Disney World Planning 101: Index Cards for the Win
A lot of Disney visitors carry their favorite guide book (like a Passporter) or a print out of their intended Touring Plan into the Parks, but I just can’t be bothered with carrying all that stuff. I like to move quickly through the crowds and don’t want anything to slow me down. But even though I prefer to travel light, I still have to be organized!
Fueled by my need for an orderly plan in a small package, I’ve figured out how to get all of the important information from my planning spreadsheet onto several easy-to-scan, convenient-to-carry 3×5 inch index cards. This fool-proof system has served me well over the course of four Disney trips (and hopefully will continue to serve me for many more).
Anatomy of an Index Card
To start with, I make an index card for each day, writing the day and date in the top left of the card. On the top right of each card, I write out the opening and closing times for every Park, as well as the times for any evening entertainment being offered.
Why include information for all of the Parks instead of just the one I plan to visit? Because things change! If the Park I’d planned to visit is overcrowded, I can easily hop to another and be fully prepared with the hours and entertainment schedule already in the palm of my hand!
In the main body of the card, I write out the plan for the day. I’m not a huge structured planner, so usually I just write the rides and attractions I hope to hit that day separated by land, but there’s no reason why you couldn’t put a whole touring plan onto the card. Along with the rides and attractions, sometimes I also list a snack I really want to try—a new cupcake in Hollywood Studios or savory waffle sandwich in the Magic Kingdom.
If I have any Advanced Dining Reservations (ADRs) or Meetups planned, I’ll note the times and locations under the to-do list in the main section of the card. If I’m hoping to see any of the daytime parades or shows, I also include the times for that.
I often also include instructions for getting from place to place. For example, if I’m planning to go to Trail’s End for lunch, I’ll say, “blue flag launch to Fort Wilderness.” Or if I’m going from lunch at the Grand Floridian to a Meetup at Wilderness Lodge, I’ll write, “Monorail to MK > Boat to WL.”

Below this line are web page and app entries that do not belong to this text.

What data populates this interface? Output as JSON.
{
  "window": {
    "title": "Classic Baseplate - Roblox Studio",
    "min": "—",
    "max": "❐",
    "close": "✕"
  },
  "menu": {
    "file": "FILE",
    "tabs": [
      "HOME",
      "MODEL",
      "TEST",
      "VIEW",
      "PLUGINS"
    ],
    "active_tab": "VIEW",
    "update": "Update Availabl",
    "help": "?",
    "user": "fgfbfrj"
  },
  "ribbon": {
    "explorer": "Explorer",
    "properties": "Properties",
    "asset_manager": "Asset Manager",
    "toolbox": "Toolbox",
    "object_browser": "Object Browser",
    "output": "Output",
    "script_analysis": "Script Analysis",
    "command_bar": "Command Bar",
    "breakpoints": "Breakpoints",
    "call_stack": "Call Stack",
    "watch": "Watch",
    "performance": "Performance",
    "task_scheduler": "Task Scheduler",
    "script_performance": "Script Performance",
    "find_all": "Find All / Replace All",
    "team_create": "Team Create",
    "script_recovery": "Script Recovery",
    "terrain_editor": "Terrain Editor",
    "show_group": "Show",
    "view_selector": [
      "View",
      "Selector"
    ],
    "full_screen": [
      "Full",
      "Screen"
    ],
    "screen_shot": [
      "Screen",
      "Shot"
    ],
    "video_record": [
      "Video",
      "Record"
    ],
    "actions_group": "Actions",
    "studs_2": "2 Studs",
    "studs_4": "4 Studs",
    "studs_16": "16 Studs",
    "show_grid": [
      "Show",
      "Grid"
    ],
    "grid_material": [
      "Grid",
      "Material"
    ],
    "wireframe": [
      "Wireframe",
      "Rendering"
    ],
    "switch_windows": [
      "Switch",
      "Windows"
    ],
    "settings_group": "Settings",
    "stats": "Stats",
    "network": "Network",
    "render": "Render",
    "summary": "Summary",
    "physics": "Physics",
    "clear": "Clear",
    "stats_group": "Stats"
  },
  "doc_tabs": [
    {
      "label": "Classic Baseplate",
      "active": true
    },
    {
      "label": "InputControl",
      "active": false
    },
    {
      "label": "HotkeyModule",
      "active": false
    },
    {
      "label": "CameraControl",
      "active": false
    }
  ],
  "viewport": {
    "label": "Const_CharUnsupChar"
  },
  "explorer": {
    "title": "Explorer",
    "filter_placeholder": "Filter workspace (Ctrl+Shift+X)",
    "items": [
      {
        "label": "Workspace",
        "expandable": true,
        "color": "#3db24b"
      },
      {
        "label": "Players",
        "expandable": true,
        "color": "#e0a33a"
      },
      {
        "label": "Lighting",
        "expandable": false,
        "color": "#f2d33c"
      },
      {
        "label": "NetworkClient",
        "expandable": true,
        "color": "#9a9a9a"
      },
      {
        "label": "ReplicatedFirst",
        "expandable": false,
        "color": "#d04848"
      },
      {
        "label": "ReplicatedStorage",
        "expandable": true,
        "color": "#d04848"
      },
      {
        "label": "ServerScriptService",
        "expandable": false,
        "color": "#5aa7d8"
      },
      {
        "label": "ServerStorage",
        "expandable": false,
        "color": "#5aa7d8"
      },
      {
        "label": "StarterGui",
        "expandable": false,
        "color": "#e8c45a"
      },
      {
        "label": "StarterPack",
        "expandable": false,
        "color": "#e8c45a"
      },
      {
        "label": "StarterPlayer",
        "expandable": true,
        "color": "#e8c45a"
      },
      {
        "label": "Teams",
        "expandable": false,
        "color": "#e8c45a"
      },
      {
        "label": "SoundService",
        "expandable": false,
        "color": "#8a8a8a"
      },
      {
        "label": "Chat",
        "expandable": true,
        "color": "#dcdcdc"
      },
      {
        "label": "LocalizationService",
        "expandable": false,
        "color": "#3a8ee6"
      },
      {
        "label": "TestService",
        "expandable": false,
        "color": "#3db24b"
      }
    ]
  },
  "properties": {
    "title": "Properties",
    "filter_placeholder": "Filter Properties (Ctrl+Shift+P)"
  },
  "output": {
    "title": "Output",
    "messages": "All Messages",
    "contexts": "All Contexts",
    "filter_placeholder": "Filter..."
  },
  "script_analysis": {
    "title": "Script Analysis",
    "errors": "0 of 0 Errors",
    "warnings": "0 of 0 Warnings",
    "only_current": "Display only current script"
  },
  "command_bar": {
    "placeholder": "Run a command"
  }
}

If I plan to visit multiple Parks on the same day, sometimes I’ll make one card for each Park, especially if one of them is Epcot. There’s so much to do and see in Epcot, it can be hard to fit everything onto just one card!
I also make a couple of “bonus” index cards. On one card, I list all of my flight information, including airline, flight numbers, confirmation numbers and times. I’ll often paperclip our Disney Magical Express vouchers to this card, and if there’s a layover involved in our flight plan, I’ll include a list of highly-rated restaurants and food carts in our expected terminal.
On another card, I list all of my ADRs for the trip, along with the full confirmation number. When you walk up to a check-in counter and are faced with a hostess who “doesn’t have” your reservation, this card comes in big-time handy.
If we’re planning a seriously commando trip, sometimes I’ll even make a card that lists what time we need a wakeup call each morning. As soon as we check into the room, I put that card next to the phone, so as we fall into bed each night, we can set the alarms on our phones AND set up our Mickey Mouse wakeup call. (Yes, three alarms. It is totally necessary when you get to bed at midnight and want to get up at 6 a.m.)
And I always pack a few extra blank cards, so I can add anything that comes up or make a new plan on the fly if the weather changes or we make an unexpected change in plans.
Each day, I take only that days card (or cards), the ADR card and a blank card—that’s four, tops. Four index cards fit perfectly alongside my ID and Key to the World in the Park bag, but they also fit perfectly into a pocket or my husband’s wallet if I decide to go bagless.
Is it nerdy to whip out a series of cards in the middle of the park? Maybe. But it’s such a great feeling to know that I have all of the information I need right at my fingertips, no flipping, no mussing, no heavy guide book.
And, certification training in project management (PMP) was not necessary in order to be this organized!
Do you swear by your own Park planning system? Tell us about it in the comments section below.
- Disneyspeak: Do You Speak Disney’s Language? (chipandco.com)